On the back of a squeeze for public finances which some local authorities reckon will reduce their budgets by 15% within three years, it is understood that Glasgow City Council may cut the cash it gives to the Citizens’ Theatre and that its entire funding to arts organisations is being reviewed.

Although it was previously known that several areas of savings and new revenue were being explored, the sheer scale of the options is now apparent.

As part of the giant exercise, the council is also investigating the removal of the subsidy to the SECC in relation to rates and deficit funding.

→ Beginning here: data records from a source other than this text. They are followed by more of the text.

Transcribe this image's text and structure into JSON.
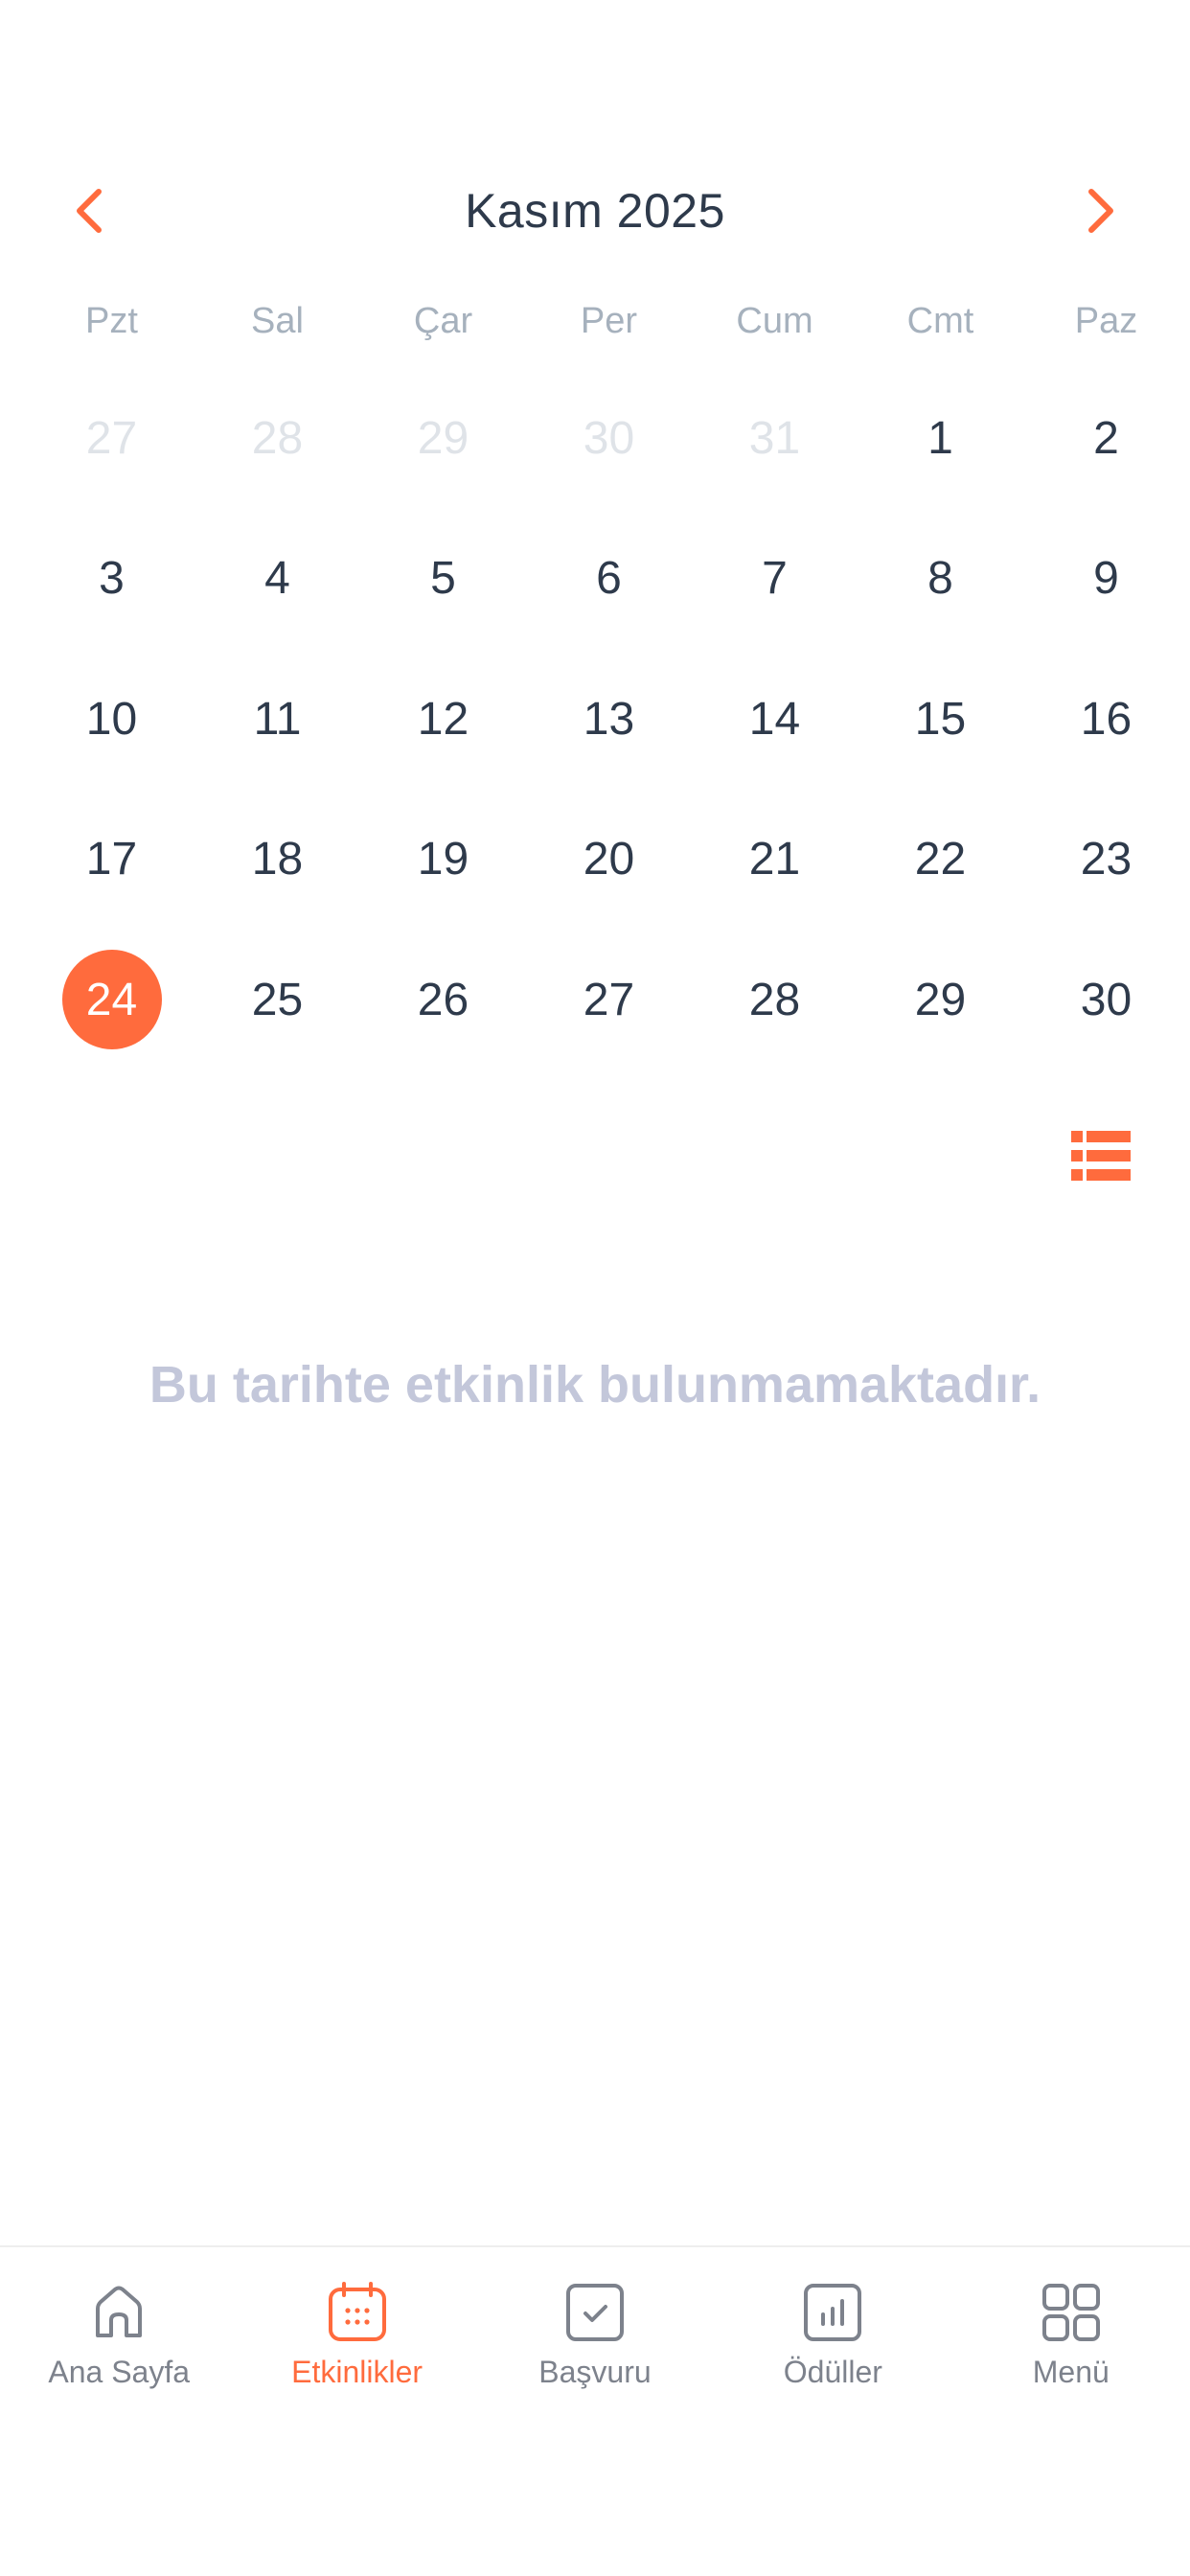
{
  "calendar": {
    "month_title": "Kasım 2025",
    "weekdays": [
      "Pzt",
      "Sal",
      "Çar",
      "Per",
      "Cum",
      "Cmt",
      "Paz"
    ],
    "days": [
      {
        "label": "27",
        "muted": true
      },
      {
        "label": "28",
        "muted": true
      },
      {
        "label": "29",
        "muted": true
      },
      {
        "label": "30",
        "muted": true
      },
      {
        "label": "31",
        "muted": true
      },
      {
        "label": "1"
      },
      {
        "label": "2"
      },
      {
        "label": "3"
      },
      {
        "label": "4"
      },
      {
        "label": "5"
      },
      {
        "label": "6"
      },
      {
        "label": "7"
      },
      {
        "label": "8"
      },
      {
        "label": "9"
      },
      {
        "label": "10"
      },
      {
        "label": "11"
      },
      {
        "label": "12"
      },
      {
        "label": "13"
      },
      {
        "label": "14"
      },
      {
        "label": "15"
      },
      {
        "label": "16"
      },
      {
        "label": "17"
      },
      {
        "label": "18"
      },
      {
        "label": "19"
      },
      {
        "label": "20"
      },
      {
        "label": "21"
      },
      {
        "label": "22"
      },
      {
        "label": "23"
      },
      {
        "label": "24",
        "selected": true
      },
      {
        "label": "25"
      },
      {
        "label": "26"
      },
      {
        "label": "27"
      },
      {
        "label": "28"
      },
      {
        "label": "29"
      },
      {
        "label": "30"
      }
    ],
    "prev_icon": "chevron-left-icon",
    "next_icon": "chevron-right-icon",
    "list_view_icon": "list-view-icon"
  },
  "events": {
    "empty_message": "Bu tarihte etkinlik bulunmamaktadır."
  },
  "tabs": [
    {
      "label": "Ana Sayfa",
      "icon": "home-icon"
    },
    {
      "label": "Etkinlikler",
      "icon": "calendar-icon",
      "active": true
    },
    {
      "label": "Başvuru",
      "icon": "checkbox-icon"
    },
    {
      "label": "Ödüller",
      "icon": "bar-chart-icon"
    },
    {
      "label": "Menü",
      "icon": "grid-icon"
    }
  ],
  "colors": {
    "accent": "#ff6b3d",
    "text_primary": "#2e3a4b",
    "text_muted": "#dfe3e8",
    "weekday": "#a6b1bd",
    "empty_text": "#c3c7da",
    "tab_inactive": "#7d828c"
  }
}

Although the Exhibition Centre’s board insists it can turn around its financial situation, one option being explored is placing the Armadillo section of the complex under the control of Culture and Sport Glasgow, the council’s arms-length agency running arts galleries, museums, libraries and sports facilities.

Council sources claim there are “hundreds” of areas where the authority could either begin charging or increase charges.

One of the more radical ideas being circulated could also have major implications for the criminal fraternity, with the arms-length agency tasked with tackling anti-social behaviour, Glasgow Community and Safety Services, moving into the security industry. GCSS believes it can capitalise on the lack of options for the public sector to employ security firms and could take on projects such as Commonwealth Games sites.

Cordia, another arms-length agency with a remit ranging from home care to running coffee shops, is hoping to secure an £8million contract for the catering and cleaning at the Games.

The ideas follow last week’s revelations that the city council was looking to reduce the size of its workforce within the next three to five years by several thousands.

The council has said it cannot comment on any of the specific areas uncovered by The Herald, but said that it was engaged in a process of “blue sky thinking”.

At a meeting of the council’s executive committee yesterday, head of service reform Stephen Curran said addressing the financial situation was “not just about the administration putting forward proposals, but about all parties getting interested and involved”, adding that “difficult decisions have to be taken in partnership with the workforce” while discussions had already taken place with the trades unions.

Speaking afterwards, he said: “We are looking at a whole series of issues, themes and areas of service across the council and the wider council family and are considering everything to make the savings required.”